implemented quickly. Such research is summarized in the 1993 Rand study, which Secretary Gates has asked to be updated. According to that report, the two most important factors in a personnel policy transition of this nature are decisive leadership and a single code of conduct for all personnel. Rand found that a successful new policy must be “decided upon and implemented as quickly as possible” to avoid anxiety and uncertainty in the field. It stated that “fast and pervasive change will signal commitment to the [new] policy,” while “incremental changes would likely be viewed as experimental” and weaken compliance. It also concluded that “any waiting period permits restraining forces to consolidate,” and that “phased-in implementation might allow enemies of the new policy to intentionally create problems to prove the policy unworkable.” Finally, it recommended that any new policy be implemented and communicated “as simply as possible” to avoid piling on confusing changes incrementally that would force service members to endure new rules every few months instead of having to adjust only once.50

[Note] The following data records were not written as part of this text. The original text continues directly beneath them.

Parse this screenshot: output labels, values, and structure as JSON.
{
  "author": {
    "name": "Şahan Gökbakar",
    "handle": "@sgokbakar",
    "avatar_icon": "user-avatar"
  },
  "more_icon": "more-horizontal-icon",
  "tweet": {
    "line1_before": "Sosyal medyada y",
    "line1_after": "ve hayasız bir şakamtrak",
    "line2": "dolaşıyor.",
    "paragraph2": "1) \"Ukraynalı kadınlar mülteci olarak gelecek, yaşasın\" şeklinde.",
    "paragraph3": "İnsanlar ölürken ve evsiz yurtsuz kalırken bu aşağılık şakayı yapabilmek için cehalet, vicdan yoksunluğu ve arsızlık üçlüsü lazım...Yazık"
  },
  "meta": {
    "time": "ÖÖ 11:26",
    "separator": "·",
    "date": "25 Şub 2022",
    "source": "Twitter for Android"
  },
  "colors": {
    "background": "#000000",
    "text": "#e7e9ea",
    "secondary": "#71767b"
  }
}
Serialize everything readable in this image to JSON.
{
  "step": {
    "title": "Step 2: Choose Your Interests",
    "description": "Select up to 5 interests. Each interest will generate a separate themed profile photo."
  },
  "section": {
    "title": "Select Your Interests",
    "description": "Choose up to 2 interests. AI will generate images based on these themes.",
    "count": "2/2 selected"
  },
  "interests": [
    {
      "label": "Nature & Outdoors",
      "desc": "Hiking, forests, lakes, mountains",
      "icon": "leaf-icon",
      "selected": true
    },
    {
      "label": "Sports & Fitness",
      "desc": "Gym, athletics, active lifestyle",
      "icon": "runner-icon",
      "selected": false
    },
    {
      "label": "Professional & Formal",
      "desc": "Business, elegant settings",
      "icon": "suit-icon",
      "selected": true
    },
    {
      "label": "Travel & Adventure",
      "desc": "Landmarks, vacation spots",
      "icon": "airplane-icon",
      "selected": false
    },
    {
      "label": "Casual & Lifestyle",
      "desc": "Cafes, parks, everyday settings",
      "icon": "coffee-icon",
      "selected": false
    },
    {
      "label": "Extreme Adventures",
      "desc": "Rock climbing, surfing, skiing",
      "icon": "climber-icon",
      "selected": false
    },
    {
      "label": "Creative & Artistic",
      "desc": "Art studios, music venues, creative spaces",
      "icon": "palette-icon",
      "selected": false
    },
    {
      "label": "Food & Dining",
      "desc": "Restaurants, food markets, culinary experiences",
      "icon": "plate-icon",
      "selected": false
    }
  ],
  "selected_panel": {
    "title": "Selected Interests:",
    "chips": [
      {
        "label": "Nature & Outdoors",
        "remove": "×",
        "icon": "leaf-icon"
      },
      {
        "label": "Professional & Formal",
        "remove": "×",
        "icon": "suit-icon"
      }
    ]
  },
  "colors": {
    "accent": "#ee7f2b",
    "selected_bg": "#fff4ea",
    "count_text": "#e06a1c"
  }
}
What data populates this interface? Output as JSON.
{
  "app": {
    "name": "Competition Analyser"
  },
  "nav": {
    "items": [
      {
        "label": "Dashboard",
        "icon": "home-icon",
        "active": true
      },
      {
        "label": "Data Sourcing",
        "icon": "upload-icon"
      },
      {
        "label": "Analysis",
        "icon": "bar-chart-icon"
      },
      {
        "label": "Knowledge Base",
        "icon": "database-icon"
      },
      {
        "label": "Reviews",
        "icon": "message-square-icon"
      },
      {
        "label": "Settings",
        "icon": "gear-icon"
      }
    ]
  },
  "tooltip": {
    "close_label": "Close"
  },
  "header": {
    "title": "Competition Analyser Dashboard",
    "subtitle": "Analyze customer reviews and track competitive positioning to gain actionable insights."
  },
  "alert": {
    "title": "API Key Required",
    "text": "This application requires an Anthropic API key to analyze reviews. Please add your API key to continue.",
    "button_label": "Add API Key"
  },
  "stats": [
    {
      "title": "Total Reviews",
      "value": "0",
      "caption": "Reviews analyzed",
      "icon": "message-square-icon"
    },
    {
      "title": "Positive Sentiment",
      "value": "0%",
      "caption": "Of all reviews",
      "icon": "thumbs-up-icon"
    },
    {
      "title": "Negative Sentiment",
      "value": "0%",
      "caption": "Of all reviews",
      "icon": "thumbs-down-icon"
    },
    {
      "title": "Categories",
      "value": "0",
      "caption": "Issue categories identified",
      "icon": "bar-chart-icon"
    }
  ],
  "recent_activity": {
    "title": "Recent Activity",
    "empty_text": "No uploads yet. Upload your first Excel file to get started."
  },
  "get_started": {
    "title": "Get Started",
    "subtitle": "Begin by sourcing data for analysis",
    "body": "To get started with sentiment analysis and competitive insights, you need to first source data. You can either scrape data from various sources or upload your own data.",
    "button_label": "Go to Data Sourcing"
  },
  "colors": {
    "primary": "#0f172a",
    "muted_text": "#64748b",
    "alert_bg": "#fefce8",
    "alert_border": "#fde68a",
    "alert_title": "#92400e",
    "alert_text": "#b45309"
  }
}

New reports have also indicated that the study groups would address whether separate facilities, such as barracks and showers, would be needed in order to lift the ban.51 Yet Rand cautioned against instituting separate facilities for minority groups, citing the resentment and damaging focus on gender distinctions that have resulted from different standards for men and women.52
Getting rid of this policy of inequality has been delayed and delayed for no good reason other than kow-towing to bigots. Gates now argues for more delay. Instead of appealing the district court's ruling, the President should tell his appointee Gates - and the generals and admirals - that time's up. More foot-dragging serves no purpose other than to persuade many gay and lesbian Americans and their allies that the administration is less than serious about getting rid of this heinous, career-busting policy.